I can't agree with post 3. Most of the world was already inhabited. European explorers were not discovering virgin wildernesses, they were encountering people, who lived in societies with histories of their own. Recent scholarly estimates have placed the number of people living in the Americas before contact with Columbus at somewhere close to 50 million people. West African states were well-established, wealthy, and powerful, which is one of the reasons that European explorers wanted to do business with them in the first place.
I think, along with the European domination described by Post 2, that the exchange of plants, animals, germs, and culture (often called the Columbian Exchange after Alfred Crosby's book of the same name) was the biggest effect. We often think of the spread of diseases as part of this exchange, and we should--the fact is that most of the 50 million people referenced above died within 100 years of 1492. But we should realize that crops and animals revolutionized the lives of people on both continents too. The contact also created, most scholars would agree, a network of communication, travel, and commerce between Europe, Africa and the Americas often called the Atlantic World.
The legacy of exploration was that most of the world became inhabited. I suppose it's up to you whether that is a good thing or a bad thing. People realized that they could find cheap or free land elsewhere, and many new countries were formed.
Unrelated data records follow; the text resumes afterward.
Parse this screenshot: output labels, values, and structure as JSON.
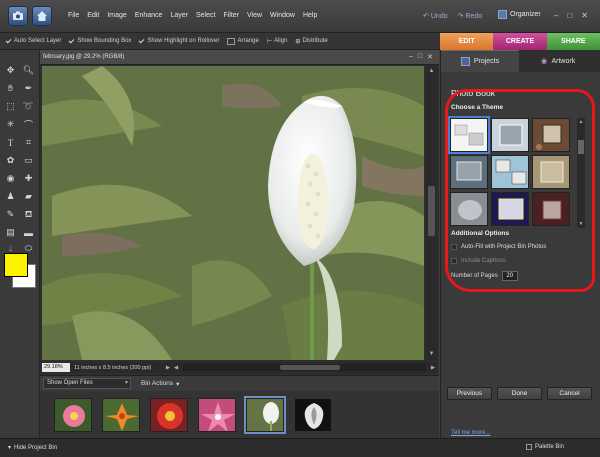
{
  "menubar": {
    "items": [
      "File",
      "Edit",
      "Image",
      "Enhance",
      "Layer",
      "Select",
      "Filter",
      "View",
      "Window",
      "Help"
    ],
    "undo_label": "Undo",
    "redo_label": "Redo",
    "organizer_label": "Organizer"
  },
  "options_bar": {
    "auto_select_layer": "Auto Select Layer",
    "show_bounding_box": "Show Bounding Box",
    "show_highlight": "Show Highlight on Rollover",
    "arrange": "Arrange",
    "align": "Align",
    "distribute": "Distribute"
  },
  "mode_tabs": {
    "edit": "EDIT",
    "create": "CREATE",
    "share": "SHARE"
  },
  "colors": {
    "foreground": "#fff200",
    "background": "#ffffff",
    "edit_tab": "#e3893d",
    "create_tab": "#b83484",
    "share_tab": "#56a84b",
    "highlight_circle": "#e8171c"
  },
  "document": {
    "title": "february.jpg @ 29.2% (RGB/8)",
    "zoom": "29.18%",
    "doc_size": "11 inches x 8.5 inches (200 ppi)"
  },
  "project_bin": {
    "show_label": "Show Open Files",
    "bin_actions": "Bin Actions",
    "thumbnails": [
      "pink-flower",
      "orange-lily",
      "red-flower",
      "pink-lily",
      "white-peace-lily",
      "black-white-flower"
    ]
  },
  "bottombar": {
    "hide_project_bin": "Hide Project Bin",
    "palette_bin": "Palette Bin"
  },
  "right_panel": {
    "tabs": [
      "Projects",
      "Artwork"
    ],
    "title": "Photo Book",
    "choose_theme": "Choose a Theme",
    "additional_options": "Additional Options",
    "autofill": "Auto-Fill with Project Bin Photos",
    "include_captions": "Include Captions",
    "number_of_pages_label": "Number of Pages",
    "number_of_pages_value": "20",
    "buttons": {
      "previous": "Previous",
      "done": "Done",
      "cancel": "Cancel"
    },
    "tell_me_more": "Tell me more..."
  }
}
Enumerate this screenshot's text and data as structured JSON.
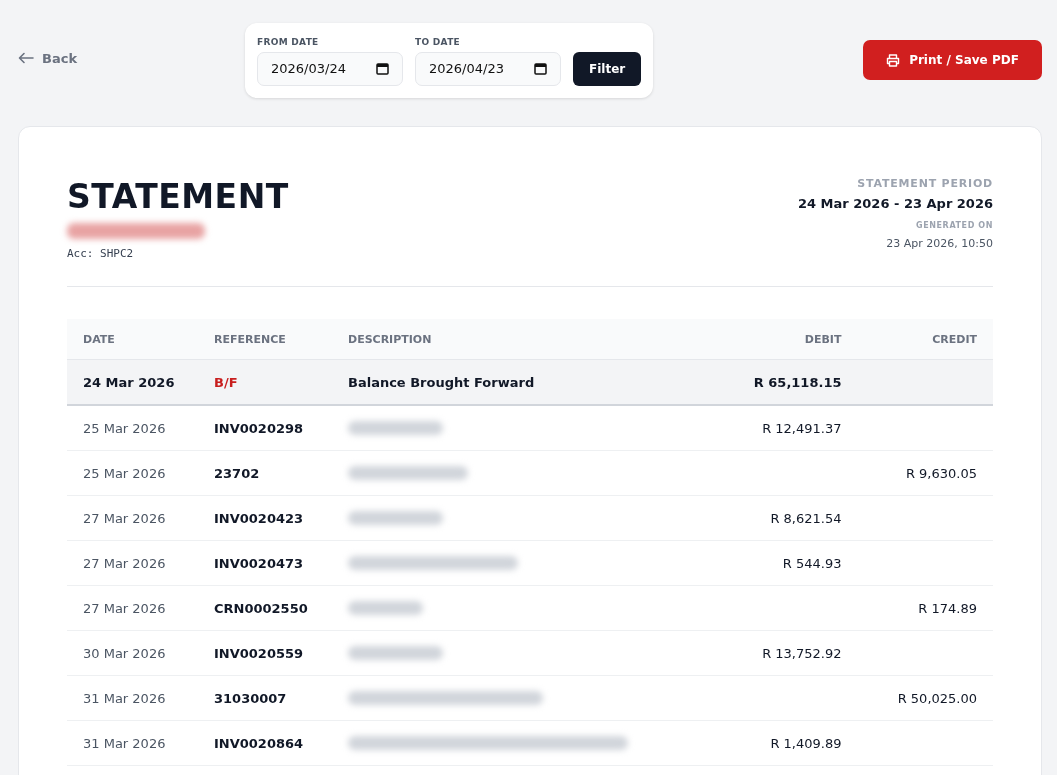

One part of the legacy is that the Europeans came to dominate the world. They explored and conquered essentially every part of the globe. This made Europe very strong and it also, you can argue, made the rest of the world weak in ways that continue to be felt today. You can say we're just getting out of the era of European domination with the rise of China, but it is still clear that European countries are generally much richer than countries in other parts of the world.